ALL objects with mass exert a gravitational force on ALL other objects. • YES . . . .you have gravity!!! • Bigger the mass = bigger the force of gravity • Weight (N) = mass (kg) x gravity (m/s2) • Gravity is an acceleration that is measured on Earth at 9.8 m/s2 Law of Universal Gravitation
The amount of Gravity exerted on an object depends on 2 things: mass and distance Mass Distance If the distance between two objects decreases the gravitational force between them increases. The opposite is also true. Distance = Gravitational pull Distance = Gravitational pull If the mass of an object increases, the gravitational force increases between it and another object.
Practice with gravity 1. Which ball has more gravitational force? Mass = 0.62kg Mass = 0.045kg Ball A Ball B Which ball exerts more gravitational force on Ball A . . . . . Ball B or Ball C? Ball A Ball B Ball C
Mass is the amount of matter in an object. Weight = Mass X Gravity *Which object has more gravity? Earth, Moon, Jupiter, or Sun Mass vs. weight
The sum of all the forces acting on an object is called the net force. • When forces act in the same direction you add them to get the net force. 25 N 20 N = 45 N • When forces act in opposite directions you subtract them to get the net force. 25 N 20 N = 5 N What happens when forcescombine?
When the net force acting on an object = Zero Newtons (0N) the forces are called Balanced. 25 N 25 N = 0 N • When the net force acting on an object are Greater than Zero Newtons (>0N) the forces are called Unbalanced. 25 N 20 N = 5 N How are balanced andunbalanced forces relatedto motion? **Motion or change in motion can only occur when net force is unbalanced.
Practice Calculating Net Force Write down these 5 problems in your notebook then calculate net force AND describe whether motion occurs. 100 N Up + 50 N Down = 50 N Up + 50 N Down = 62 N East + 50 N West = 150 N Forward + 150 N Forward = 22 N Forward + 12 N Backward (friction) =
Newton’s 1st Law: An object at rest stays at rest and an object in motion stays in motion unless acted on by an outside force. (also called the law of inertia) • Inertia is the tendency of all objects to resist any change in motion. • Mass and Inertia are directly related. Greater mass = greater inertia. • So, changing the motion of an object that has a small mass is easier than changing the motion of an object that has a large mass. Newton’s 3 Laws of Motion
Newton’s 2nd Law: The acceleration of an object depends on the mass of the object and the amount of force applied. Force = Mass x Acceleration F=ma OR F/m=a Newton’s 3 Laws of Motion
Newton’s 3rd Law: For every action, there is an equal and opposite reaction. • Our rockets used air pressure as the force that powered them to lift off. The larger the amount of air pressure the higher the rockets flew. Newton’s 3 Laws of Motion
Practice Questions 1. Like Earth’s orbit around the Sun, the Moon’s orbit around Earth is elliptical. The diagram below shows the Moon’s orbit around Earth and Earth’s orbit around the Sun.

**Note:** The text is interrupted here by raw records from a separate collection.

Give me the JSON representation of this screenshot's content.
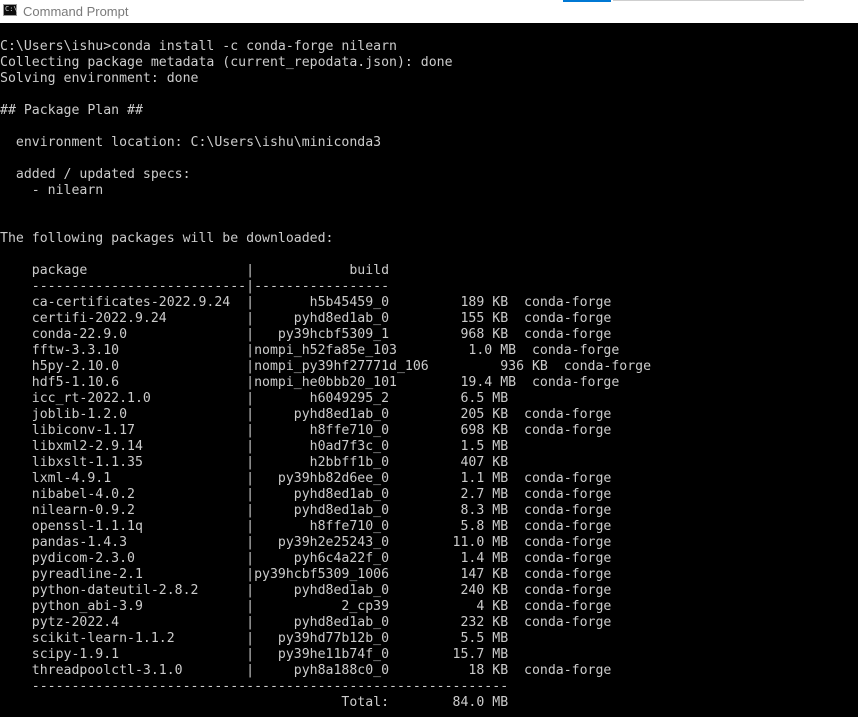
{
  "window": {
    "title": "Command Prompt",
    "icon": "console-app-icon",
    "icon_glyph": "C:\\",
    "accent_color": "#0078d4"
  },
  "console": {
    "background": "#000000",
    "foreground": "#cccccc",
    "lines": [
      "C:\\Users\\ishu>conda install -c conda-forge nilearn",
      "Collecting package metadata (current_repodata.json): done",
      "Solving environment: done",
      "",
      "## Package Plan ##",
      "",
      "  environment location: C:\\Users\\ishu\\miniconda3",
      "",
      "  added / updated specs:",
      "    - nilearn",
      "",
      "",
      "The following packages will be downloaded:",
      "",
      "    package                    |            build",
      "    ---------------------------|-----------------",
      "    ca-certificates-2022.9.24  |       h5b45459_0         189 KB  conda-forge",
      "    certifi-2022.9.24          |     pyhd8ed1ab_0         155 KB  conda-forge",
      "    conda-22.9.0               |   py39hcbf5309_1         968 KB  conda-forge",
      "    fftw-3.3.10                |nompi_h52fa85e_103         1.0 MB  conda-forge",
      "    h5py-2.10.0                |nompi_py39hf27771d_106         936 KB  conda-forge",
      "    hdf5-1.10.6                |nompi_he0bbb20_101        19.4 MB  conda-forge",
      "    icc_rt-2022.1.0            |       h6049295_2         6.5 MB",
      "    joblib-1.2.0               |     pyhd8ed1ab_0         205 KB  conda-forge",
      "    libiconv-1.17              |       h8ffe710_0         698 KB  conda-forge",
      "    libxml2-2.9.14             |       h0ad7f3c_0         1.5 MB",
      "    libxslt-1.1.35             |       h2bbff1b_0         407 KB",
      "    lxml-4.9.1                 |   py39hb82d6ee_0         1.1 MB  conda-forge",
      "    nibabel-4.0.2              |     pyhd8ed1ab_0         2.7 MB  conda-forge",
      "    nilearn-0.9.2              |     pyhd8ed1ab_0         8.3 MB  conda-forge",
      "    openssl-1.1.1q             |       h8ffe710_0         5.8 MB  conda-forge",
      "    pandas-1.4.3               |   py39h2e25243_0        11.0 MB  conda-forge",
      "    pydicom-2.3.0              |     pyh6c4a22f_0         1.4 MB  conda-forge",
      "    pyreadline-2.1             |py39hcbf5309_1006         147 KB  conda-forge",
      "    python-dateutil-2.8.2      |     pyhd8ed1ab_0         240 KB  conda-forge",
      "    python_abi-3.9             |           2_cp39           4 KB  conda-forge",
      "    pytz-2022.4                |     pyhd8ed1ab_0         232 KB  conda-forge",
      "    scikit-learn-1.1.2         |   py39hd77b12b_0         5.5 MB",
      "    scipy-1.9.1                |   py39he11b74f_0        15.7 MB",
      "    threadpoolctl-3.1.0        |     pyh8a188c0_0          18 KB  conda-forge",
      "    ------------------------------------------------------------",
      "                                           Total:        84.0 MB"
    ]
  }
}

Question 1 continued . . . 1. Which of the following best describes the force that holds the Moon close to Earth? A. the magnetic force of Earth B. the magnetic force of the Sun C. the gravitational force of Earth and the Sun D. the gravitational force of Earth and the Moon
Question 1 answered . . . 1. Which of the following best describes the force that holds the Moon close to Earth? A. the magnetic force of Earth B. the magnetic force of the Sun C. the gravitational force of Earth and the Sun D. the gravitational force of Earth and the Moon